My son Suleiman was born in September 1977, and we celebrated his birth at the new house in Riyadh, Khartoum.

The work in the Neurosurgery Section was very exhausting, I was on call duty for about 7 years until Dr. Ali Abdel Rahman, Dr. Younis Salih, and Dr Muhsin Hussein returned back to Sudan after completing their qualifications in Neurosurgery. Shortly after, I wrote a book about neurosurgery in the Seventies at Khartoum Hospital and Sudan.

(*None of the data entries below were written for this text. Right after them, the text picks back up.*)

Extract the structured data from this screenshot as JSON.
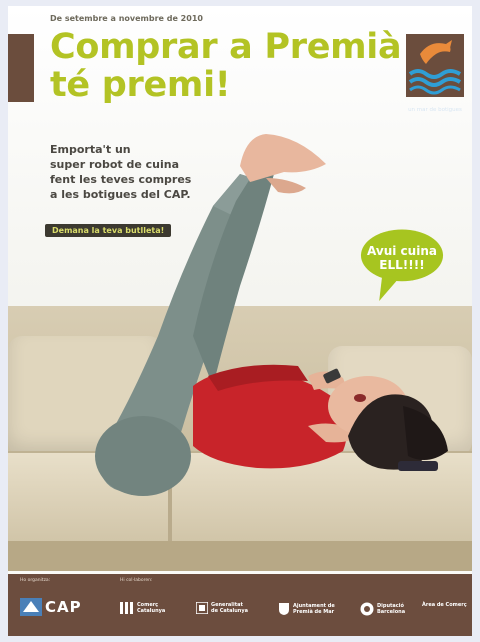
{
  "header": {
    "date_range": "De setembre a novembre de 2010",
    "title": "Comprar a Premià\nté premi!"
  },
  "logo": {
    "caption": "un mar de botigues",
    "icon": "dolphin-over-waves-icon"
  },
  "promo": {
    "text": "Emporta't un\nsuper robot de cuina\nfent les teves compres\na les botigues del CAP.",
    "cta": "Demana la teva butlleta!"
  },
  "speech_bubble": {
    "text": "Avui cuina\nELL!!!!"
  },
  "footer": {
    "organitza_label": "Ho organitza:",
    "support_label": "Hi col·laboren:",
    "organizer": "CAP",
    "sponsors": [
      {
        "name": "Comerç\nCatalunya",
        "icon": "bars-icon"
      },
      {
        "name": "Generalitat\nde Catalunya",
        "icon": "generalitat-icon"
      },
      {
        "name": "Ajuntament de\nPremià de Mar",
        "icon": "crest-icon"
      },
      {
        "name": "Diputació\nBarcelona",
        "icon": "diputacio-icon"
      },
      {
        "name": "Àrea de Comerç",
        "icon": ""
      }
    ]
  },
  "colors": {
    "title_green": "#b3c324",
    "brown": "#6b4d3d",
    "bubble_green": "#a7c520"
  }
}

In 1983 I was elected as President of the Doctors Syndicate for Khartoum and Al Shaab Complex. The number of Medical Officers and Specialists in this complex was over 500 at that time. Unfortunately during that time, the government of Sudan was under pressure from the World Bank and the International Monetary Fund (I.M.F.) to reform the country’s economy. The government policies adopted for Medical Institutions were inadequate, and have in turn affected the health services to a great extent. Salaries were poor, and maintenance of buildings, equipments, and instruments has ceased. While we were fighting for excellence, the health services deteriorated before our eyes. That was the cause of the big confrontation between the Doctors Union and the Government of Sudan, which ended with the famous strike in 1984 when all the doctors of the Sudan submitted their resignations to the Ministry of Health.
I was arrested by the Intelligent Forces and sent to Political Confinement for several days to be called along with Dr. Al Juzooli Dafaalla (The president of Sudan Doctors Union) to meet with President Jaafar Numeiry in the Republican Palace. That was an important meeting and was attended by General Omer Mohammed Altayeb (Vice President and Director of the Security Forces.) The meeting lasted for 4 hours, and a solution for the conflict was reached. We were released from political detention. Yet, less than 2 months later the Doctors Union was disbanded and dissolved by the government.